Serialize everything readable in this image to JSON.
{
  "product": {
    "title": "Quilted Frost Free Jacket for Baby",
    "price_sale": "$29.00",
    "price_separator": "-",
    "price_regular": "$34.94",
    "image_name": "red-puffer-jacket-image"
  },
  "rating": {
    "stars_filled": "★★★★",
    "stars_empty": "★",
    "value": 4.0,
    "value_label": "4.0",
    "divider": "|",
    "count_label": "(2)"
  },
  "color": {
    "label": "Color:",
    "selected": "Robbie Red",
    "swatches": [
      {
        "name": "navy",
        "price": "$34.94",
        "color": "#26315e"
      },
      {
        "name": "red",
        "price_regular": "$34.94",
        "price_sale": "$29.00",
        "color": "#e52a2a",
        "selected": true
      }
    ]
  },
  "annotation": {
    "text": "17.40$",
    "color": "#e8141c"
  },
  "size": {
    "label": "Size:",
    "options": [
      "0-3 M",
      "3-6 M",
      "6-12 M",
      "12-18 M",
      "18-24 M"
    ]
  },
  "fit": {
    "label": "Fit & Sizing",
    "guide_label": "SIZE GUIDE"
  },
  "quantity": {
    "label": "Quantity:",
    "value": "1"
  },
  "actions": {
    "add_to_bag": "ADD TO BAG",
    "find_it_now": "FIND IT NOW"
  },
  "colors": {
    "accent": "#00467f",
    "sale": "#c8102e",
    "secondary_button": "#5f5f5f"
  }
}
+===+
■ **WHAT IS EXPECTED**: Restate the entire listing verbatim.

■ **TASK RESPONSE**:
Serialize everything readable in this image to JSON.
{
  "product": {
    "title": "Quilted Frost Free Jacket for Baby",
    "price_sale": "$29.00",
    "price_separator": "-",
    "price_regular": "$34.94",
    "image_name": "red-puffer-jacket-image"
  },
  "rating": {
    "stars_filled": "★★★★",
    "stars_empty": "★",
    "value": 4.0,
    "value_label": "4.0",
    "divider": "|",
    "count_label": "(2)"
  },
  "color": {
    "label": "Color:",
    "selected": "Robbie Red",
    "swatches": [
      {
        "name": "navy",
        "price": "$34.94",
        "color": "#26315e"
      },
      {
        "name": "red",
        "price_regular": "$34.94",
        "price_sale": "$29.00",
        "color": "#e52a2a",
        "selected": true
      }
    ]
  },
  "annotation": {
    "text": "17.40$",
    "color": "#e8141c"
  },
  "size": {
    "label": "Size:",
    "options": [
      "0-3 M",
      "3-6 M",
      "6-12 M",
      "12-18 M",
      "18-24 M"
    ]
  },
  "fit": {
    "label": "Fit & Sizing",
    "guide_label": "SIZE GUIDE"
  },
  "quantity": {
    "label": "Quantity:",
    "value": "1"
  },
  "actions": {
    "add_to_bag": "ADD TO BAG",
    "find_it_now": "FIND IT NOW"
  },
  "colors": {
    "accent": "#00467f",
    "sale": "#c8102e",
    "secondary_button": "#5f5f5f"
  }
}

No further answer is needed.